United States District Court, E.D. Washington
ORDER DISMISSING INDICTMENT U.S. MARSHALS ACTION
SALVADOR MENDOZA, JR. United States District Judge.
the Court is Defendant Ismael Huazo-Garcia's Motion to
Dismiss Indictment, ECF No. 28.,  Defendant is charged with one
count of being an alien in the United States after
deportation under 8 U.S.C. § 1326. ECF No. 17. “A
defendant charged under § 1326 has a due process right
‘to collaterally attack his removal order because the
removal order serves as a predicate element of his
conviction.'” United States v. Raya-Vaca,
771 F.3d 1195, 1201 (9th Cir. 2014) (quoting United
States v. Ubaldo-Figueroa, 364 F.3d 1042, 1047 (9th Cir.
2004)). Defendant argues that the charge against him must be
dismissed because the underlying removal order on which the
charge is based was unlawful. ECF No. 28 at 1-2. Because
Huazo-Garcia was not permitted to review his sworn statement
in the underlying expedited removal proceedings, those
proceedings violated his right to due process. And because
Huazo-Garcia has demonstrated that he was prejudiced by this
violation, the indictment in this case must be dismissed.
Ismael Huazo-Garcia was born in Mexico and moved to Salinas,
California when he was 6 years old.
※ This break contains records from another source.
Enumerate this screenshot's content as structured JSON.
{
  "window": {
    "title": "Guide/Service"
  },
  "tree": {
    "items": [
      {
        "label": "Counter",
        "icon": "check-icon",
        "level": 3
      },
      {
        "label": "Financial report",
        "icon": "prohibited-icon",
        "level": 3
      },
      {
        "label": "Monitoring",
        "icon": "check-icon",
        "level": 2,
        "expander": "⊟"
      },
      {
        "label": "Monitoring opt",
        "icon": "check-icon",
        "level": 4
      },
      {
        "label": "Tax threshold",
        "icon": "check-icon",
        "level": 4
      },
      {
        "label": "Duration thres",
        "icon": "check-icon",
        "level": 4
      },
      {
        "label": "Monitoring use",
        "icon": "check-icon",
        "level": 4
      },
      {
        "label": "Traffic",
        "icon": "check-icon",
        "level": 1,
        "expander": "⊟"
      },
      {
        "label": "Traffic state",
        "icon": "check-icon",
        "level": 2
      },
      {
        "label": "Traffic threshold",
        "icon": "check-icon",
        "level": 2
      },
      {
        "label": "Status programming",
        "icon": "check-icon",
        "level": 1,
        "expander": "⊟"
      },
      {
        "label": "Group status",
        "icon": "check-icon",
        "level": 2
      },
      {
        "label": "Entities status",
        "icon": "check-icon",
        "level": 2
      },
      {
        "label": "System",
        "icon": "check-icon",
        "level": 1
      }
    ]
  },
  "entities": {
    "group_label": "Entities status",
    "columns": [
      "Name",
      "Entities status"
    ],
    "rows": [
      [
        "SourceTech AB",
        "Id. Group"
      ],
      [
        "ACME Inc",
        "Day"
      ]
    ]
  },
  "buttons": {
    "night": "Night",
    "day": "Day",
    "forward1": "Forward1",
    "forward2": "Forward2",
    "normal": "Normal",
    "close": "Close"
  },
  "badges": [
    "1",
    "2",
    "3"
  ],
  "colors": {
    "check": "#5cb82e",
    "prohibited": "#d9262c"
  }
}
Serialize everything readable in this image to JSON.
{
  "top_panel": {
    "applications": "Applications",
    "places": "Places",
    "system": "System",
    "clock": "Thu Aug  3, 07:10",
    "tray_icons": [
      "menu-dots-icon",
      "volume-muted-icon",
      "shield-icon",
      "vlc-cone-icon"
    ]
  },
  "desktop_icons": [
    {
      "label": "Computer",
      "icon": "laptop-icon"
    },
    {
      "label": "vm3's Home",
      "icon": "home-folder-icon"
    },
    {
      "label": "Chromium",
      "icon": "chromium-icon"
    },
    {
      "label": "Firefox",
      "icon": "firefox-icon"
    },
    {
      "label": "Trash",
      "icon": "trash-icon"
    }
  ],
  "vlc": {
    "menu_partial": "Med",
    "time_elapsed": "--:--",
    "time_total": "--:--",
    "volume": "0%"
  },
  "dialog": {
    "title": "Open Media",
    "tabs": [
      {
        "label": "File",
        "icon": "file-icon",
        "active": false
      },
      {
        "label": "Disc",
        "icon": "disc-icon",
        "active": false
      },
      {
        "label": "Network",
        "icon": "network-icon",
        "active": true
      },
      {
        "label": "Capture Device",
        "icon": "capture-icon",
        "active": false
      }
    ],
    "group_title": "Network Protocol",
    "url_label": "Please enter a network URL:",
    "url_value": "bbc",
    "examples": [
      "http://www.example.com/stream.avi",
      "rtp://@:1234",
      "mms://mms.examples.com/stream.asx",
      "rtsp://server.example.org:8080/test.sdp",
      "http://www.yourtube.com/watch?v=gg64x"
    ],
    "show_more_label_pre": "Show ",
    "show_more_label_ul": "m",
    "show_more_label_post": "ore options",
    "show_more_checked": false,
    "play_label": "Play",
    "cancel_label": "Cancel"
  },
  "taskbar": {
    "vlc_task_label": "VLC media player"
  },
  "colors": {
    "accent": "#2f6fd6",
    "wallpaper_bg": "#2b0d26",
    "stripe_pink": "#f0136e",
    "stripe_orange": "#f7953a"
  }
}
Huazo-Garcia lived with
his stepfather, Ruben Mendez, who is a legal resident, and
three of his siblings. He attended school in Salinas through
ninth grade. With the exception of a brief move to Oxnard,
California, when he was about 16, Huazo-Garcia continued to
reside in Salinas until he moved to Washington State with his
partner Cozette in 2017. He is now 24 years old.
remains in contact with his step father, the three siblings
he grew up with, and four other siblings, all of whom live in
the United States. He is in a long-term relationship with a
partner, Cozette, who has had legal status since 2012. He
states that he does not have a close relationship with any
family in Mexico.
speaks, reads, and writes in Spanish, and has very limited
remembers briefly traveling to Mexico with a cousin in
December 2009, when he was 13 years old. Huazo-Garcia
traveled to Mexico again in 2013. As he was returning, he was
taken into custody by border patrol. He honestly identified
himself and admitted that he did not have legal status.
Patrol agent Raul Perez conducted expedited removal
proceedings on January 22, 2013, at which Huazo-Garcia
initialed a “Record of Sworn Statement in
Proceedings” and signed a “Jurat for Record of
Sworn Statement in Proceedings.” These documents, which
are in English, purport to advise Huazo-Garcia that (1) he
does not appear to be admissible to the United States; (2) he
“may be immediately removed from this country, and if
so, . . . may be barred from reentry for a period of 5 years
or longer”; and (3) this may be his only opportunity to
present information. The documents also contain a transcript
of an interview by Perez, in which Huazo-Garcia purportedly
answered that he understood his rights and admitted to being
born in Mexico and to entering the United States unlawfully.
states that Perez told him to sign documents and explained
only that he could not be released to return to Mexico until
he signed them. Huazo-Garcia asserts that Perez did not
explain the documents, give him the opportunity to review the
documents, read the documents to him in Spanish or English,
or ask if he wanted to have the documents read to him.
Huazo-Garcia further asserts that no one explained the
consequences of an expedited removal to him, i.e., that he
would be barred from reentry for five years and that the
removal could be the basis for felony prosecution. He also
states that if he had known he could ask to withdraw his
application to be admitted to the United States and remain
eligible to apply for legal entry, he would have done so.
was removed on January 22, 2013, and prohibited from
reentering the United States for five years. Perez states in
his narrative description of the expedited removal that he
read and explained the documents to Huaz-Garcia, and that
Huazo-Garcia acknowledged understanding his rights and agreed
to give a sworn statement.
statement prepared in May 2018, Perez explains the process he
follows in expedited removal proceedings, including that:
As part of my processing duties, I provide the alien the
opportunity to review his/her case. I also make sure he/she
understands what they are being charged with, either
administratively or criminally. In addition to explaining all
right [sic] and forms, I make sure ...